# What is the meaning of * or ** or *** in reports of statistical significance from Prism or InStat?

# Choose P value Format

Starting with Prism 8, Prism allows you to choose which decimal format Prism will use to report P values (information on previous versions of Prism can be found below). Each analysis that computes P values gives you four choices:

- APA (American Psychological Association) style, which shows three digits but omits the leading zero (.123). P values less than 0.001 shown as "< .001". All P values less than 0.001 are summarized with three asterisks, with no possibility of four asterisks.
- NEJM (New England Journal of Medicine) style, which shows three digits and includes the leading zero (0.123). P values less than 0.001 shown as "< .001". All P values less than 0.001 are summarized with three asterisks, with no possibility of four asterisks.
- GraphPad style which reports four digits after the decimal point with a leading zero (0.1234). P values less than 0.0001 shown as "< .0001". P values less than 0.001 are summarized with three asterisks, and P values less than 0.0001 are summarized with four asterisks.
- Choose how many digits you want to see after the decimal point, up to 15. P values less than 0.001 are given three asterisks, and P values less than 0.0001 are given four asterisks.
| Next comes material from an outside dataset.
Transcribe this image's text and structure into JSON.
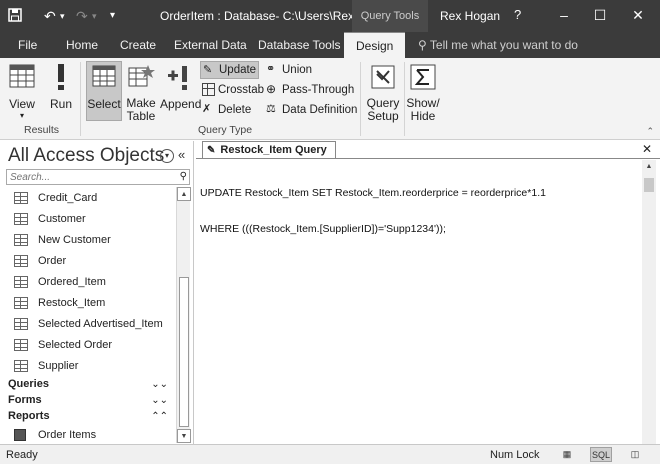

Symbol |
Meaning |

ns |
P > 0.05 |

* |
P ≤ 0.05 |

** |
P ≤ 0.01 |

*** |
P ≤ 0.001 |

**** |
P ≤ 0.0001 (For the last two choices only) |

Note that the first two choices (APA and NEJM) show at most three asterisks (***) and the last two choices will show four asterisks with tiny P values (****).

The multiple t test analysis is different than all the rest. The "Significant?" column has a single asterisk if the t test for that row is statistically significant, given your setting for alpha and the correction for multiple comparisons. Prism either places a single asterisk in that column or leaves it blank. It never places more than one asterisk.

Note a possible misunderstanding. Prism 8.0-8.2 presents the choices for P value formatting like this:

The P values shown are examples. It shows one P value presented as ".033", or as "0.033", or as "0.0332" depending on the choice you made (note the difference in the number of digits and presence or absence of a leading zero). Some people have misunderstood this to mean that we define a single asterisk to mean P<0.0332. But of course, we use the standard definition of <0.05. We'll find a way to make these choices less confusing in a future release.

# Prism 6 and InStat 3

Prism 6 uses this convention:

Symbol | Meaning |

ns | P > 0.05 |

* | P ≤ 0.05 |

** | P ≤ 0.01 |

*** | P ≤ 0.001 |

**** | P ≤ 0.0001 (see note) |

Up to three asterisks, this is fairly standard, but not completely, so you ought to state the scale in your figure legends or methods section. Four asterisks for tiny P values is not entirely standard.

# Prism 5

Up until Prism 5.04 (Windows) and 5.0d (Mac), Prism never reported more than three asterisks. Any P value less than 0.001 was designated with three (***) asterisks.

With Prism 5.04 and 5.0d, P values between 0.0001 and 0.001 are shown with three asterisks, and P values less than 0.0001 are shown with four (****) asterisks.

# <0.05 or <=0.05?

Prism has always used the less-than-or-equal-to inequality. Until May 2012, this page mistakenly said the cutoff was less-than...

Prism makes the decision on whether to display an asterisk (and how many asterisk to show) based on the full P value it computes in double precision (about 12 digits of precision), not the P value you see displayed. So if the P value is actually 0.0500001, Prism will display "0.0500" and label that comparison as "ns".

Keywords: asterisk asterisks stars star Michelin guide * or ** or *** star report